Module Diagram

Our software is divided into the following modules. In the codebase, one can see files for motor control, accelerometer and magnetometer device drivers, GPS sensor driver, communication protocols (UART and SPI), and PWM. All this comes together in our main function to move our system as desired.

Our Results

  • We are able to observe 300% more power output with our system as compared to a standard stationary solar panel.
Power output with time of day — data gathered on a partly sunny day.
  • What’s inside our Fuse Box?
    • Inside this neat little box, you will discover a meter, which measures the voltage, current, power, and energy our solar panel is absorbing. This helps us to ensure everything is function as intended.
    • Additionally, you will find a PCB board consisting our our main circuitry for our project. Most importantly, this board hosts the microcontroller, which is the main computer and processing unit of our project. Additionally, you will find an LED, which lights up during the initialization process and then turns off when it is finished.
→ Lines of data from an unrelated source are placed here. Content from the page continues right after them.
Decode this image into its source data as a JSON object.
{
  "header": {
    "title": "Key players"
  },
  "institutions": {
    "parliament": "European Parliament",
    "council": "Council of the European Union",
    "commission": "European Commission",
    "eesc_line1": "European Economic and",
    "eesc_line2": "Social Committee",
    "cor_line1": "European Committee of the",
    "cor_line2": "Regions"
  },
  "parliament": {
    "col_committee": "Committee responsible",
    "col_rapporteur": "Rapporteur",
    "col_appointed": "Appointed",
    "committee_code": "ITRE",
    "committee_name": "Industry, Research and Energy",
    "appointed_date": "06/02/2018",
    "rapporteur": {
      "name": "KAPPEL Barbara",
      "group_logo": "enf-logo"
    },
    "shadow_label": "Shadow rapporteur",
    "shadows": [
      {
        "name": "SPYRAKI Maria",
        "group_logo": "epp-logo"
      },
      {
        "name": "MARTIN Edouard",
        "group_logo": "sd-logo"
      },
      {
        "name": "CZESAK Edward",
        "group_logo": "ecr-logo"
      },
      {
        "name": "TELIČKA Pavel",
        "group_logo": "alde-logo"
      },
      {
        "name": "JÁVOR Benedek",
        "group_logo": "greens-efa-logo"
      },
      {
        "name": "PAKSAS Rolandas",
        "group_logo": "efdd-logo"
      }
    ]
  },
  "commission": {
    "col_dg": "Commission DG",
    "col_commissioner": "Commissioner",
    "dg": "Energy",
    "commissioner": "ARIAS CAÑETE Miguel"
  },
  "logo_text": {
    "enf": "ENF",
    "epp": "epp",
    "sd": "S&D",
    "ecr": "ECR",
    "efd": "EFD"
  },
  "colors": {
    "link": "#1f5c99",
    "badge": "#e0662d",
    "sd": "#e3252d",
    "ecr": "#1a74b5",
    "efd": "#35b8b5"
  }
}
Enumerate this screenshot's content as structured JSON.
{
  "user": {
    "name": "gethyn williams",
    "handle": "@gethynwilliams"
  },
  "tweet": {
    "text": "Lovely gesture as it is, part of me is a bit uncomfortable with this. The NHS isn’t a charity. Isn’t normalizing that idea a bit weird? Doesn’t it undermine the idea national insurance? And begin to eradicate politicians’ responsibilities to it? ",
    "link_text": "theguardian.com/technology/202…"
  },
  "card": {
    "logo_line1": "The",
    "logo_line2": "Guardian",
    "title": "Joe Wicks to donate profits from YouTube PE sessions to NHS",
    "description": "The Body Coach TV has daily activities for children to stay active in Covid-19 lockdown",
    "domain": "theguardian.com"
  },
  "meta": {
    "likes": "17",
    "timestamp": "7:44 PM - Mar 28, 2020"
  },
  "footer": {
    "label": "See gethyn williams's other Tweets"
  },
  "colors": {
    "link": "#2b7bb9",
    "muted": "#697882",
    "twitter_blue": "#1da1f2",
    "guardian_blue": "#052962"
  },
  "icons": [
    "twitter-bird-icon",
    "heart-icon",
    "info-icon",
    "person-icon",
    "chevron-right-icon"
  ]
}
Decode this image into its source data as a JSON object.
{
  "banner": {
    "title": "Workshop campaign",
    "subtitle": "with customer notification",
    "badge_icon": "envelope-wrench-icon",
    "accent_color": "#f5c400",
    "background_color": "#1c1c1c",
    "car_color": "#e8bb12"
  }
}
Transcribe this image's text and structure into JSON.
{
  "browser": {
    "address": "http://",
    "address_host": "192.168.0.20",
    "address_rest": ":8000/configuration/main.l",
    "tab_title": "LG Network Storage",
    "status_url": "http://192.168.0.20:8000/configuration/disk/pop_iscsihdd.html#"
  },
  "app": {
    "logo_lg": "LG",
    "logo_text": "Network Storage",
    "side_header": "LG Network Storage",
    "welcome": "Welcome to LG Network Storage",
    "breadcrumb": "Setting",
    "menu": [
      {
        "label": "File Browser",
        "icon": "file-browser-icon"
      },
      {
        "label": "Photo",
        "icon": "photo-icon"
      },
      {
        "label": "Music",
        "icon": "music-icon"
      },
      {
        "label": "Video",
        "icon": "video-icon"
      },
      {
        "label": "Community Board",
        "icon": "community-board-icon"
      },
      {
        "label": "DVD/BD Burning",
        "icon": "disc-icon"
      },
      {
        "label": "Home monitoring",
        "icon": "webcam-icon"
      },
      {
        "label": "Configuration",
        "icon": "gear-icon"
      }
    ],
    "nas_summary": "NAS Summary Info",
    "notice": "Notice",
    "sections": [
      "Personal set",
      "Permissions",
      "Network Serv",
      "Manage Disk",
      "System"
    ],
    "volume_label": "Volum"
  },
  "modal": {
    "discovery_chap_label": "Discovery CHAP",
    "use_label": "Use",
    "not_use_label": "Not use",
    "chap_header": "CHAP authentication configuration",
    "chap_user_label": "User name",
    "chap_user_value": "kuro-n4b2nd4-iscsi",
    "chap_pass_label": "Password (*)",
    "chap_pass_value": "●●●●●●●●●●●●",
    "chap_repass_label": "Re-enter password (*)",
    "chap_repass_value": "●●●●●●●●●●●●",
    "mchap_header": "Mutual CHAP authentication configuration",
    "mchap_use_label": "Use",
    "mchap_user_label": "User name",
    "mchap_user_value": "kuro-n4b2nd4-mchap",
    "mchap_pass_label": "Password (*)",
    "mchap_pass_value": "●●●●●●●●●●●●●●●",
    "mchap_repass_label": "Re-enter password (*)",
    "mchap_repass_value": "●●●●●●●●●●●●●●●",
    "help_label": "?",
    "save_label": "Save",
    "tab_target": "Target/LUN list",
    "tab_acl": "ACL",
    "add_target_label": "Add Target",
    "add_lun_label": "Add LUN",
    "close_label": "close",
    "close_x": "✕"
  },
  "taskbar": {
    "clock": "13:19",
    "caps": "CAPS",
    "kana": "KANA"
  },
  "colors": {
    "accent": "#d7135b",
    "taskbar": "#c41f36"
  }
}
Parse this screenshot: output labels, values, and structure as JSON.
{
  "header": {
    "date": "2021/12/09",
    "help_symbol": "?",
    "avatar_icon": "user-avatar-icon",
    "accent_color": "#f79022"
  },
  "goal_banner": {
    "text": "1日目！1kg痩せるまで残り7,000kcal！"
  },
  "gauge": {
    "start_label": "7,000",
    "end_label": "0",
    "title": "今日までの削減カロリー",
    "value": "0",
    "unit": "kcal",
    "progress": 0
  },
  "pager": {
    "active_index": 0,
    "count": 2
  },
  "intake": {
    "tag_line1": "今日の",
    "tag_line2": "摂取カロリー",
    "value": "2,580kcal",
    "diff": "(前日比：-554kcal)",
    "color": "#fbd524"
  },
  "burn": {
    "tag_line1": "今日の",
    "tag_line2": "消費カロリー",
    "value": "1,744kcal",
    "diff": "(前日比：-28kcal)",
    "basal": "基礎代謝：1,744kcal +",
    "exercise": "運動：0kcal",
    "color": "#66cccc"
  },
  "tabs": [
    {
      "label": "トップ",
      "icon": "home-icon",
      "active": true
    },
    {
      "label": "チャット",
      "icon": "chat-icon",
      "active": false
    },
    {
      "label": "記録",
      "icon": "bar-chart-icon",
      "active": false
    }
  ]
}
This allows us to ensure all modules are functioning at startup, and if something were to go wrong, the LED would keep on flashing until the user cuts the power.
  • Schematic of our Design
    • For those who may be interested, this is a breadboard schematic of our project design. It indicates how all the wiring is done, and which pins of the Microcontroller each device and sensor is connected to.
  • List of all Components Used in our Project
    • PIC18F4680 Microcontroller
    • PICKIT3 Programming Tool
    • Adafruit LIS2MDL Magnetometer
    • Adafruit ADXL343 Accelerometer
    • NEO-6M GPS Module
    • BRINGSMART 12V 12RPM 70Kg cm DC Worm Gear Motor
    • DRV8801 Single Brushed DC Motor Driver Carrier
    • R-78W5.0-0.5 12V to 5V DC Converter
    • Weize YTX4L-BS Battery
    • ECO-WORTHY 12 Volt 5 Watt Solar Panel
  • If you are interested in our code and want some insight to our developmental process, here is a link to our GitHub Repository which contains all of our code, documented progress, and any materials we referenced to write the code including datasheets.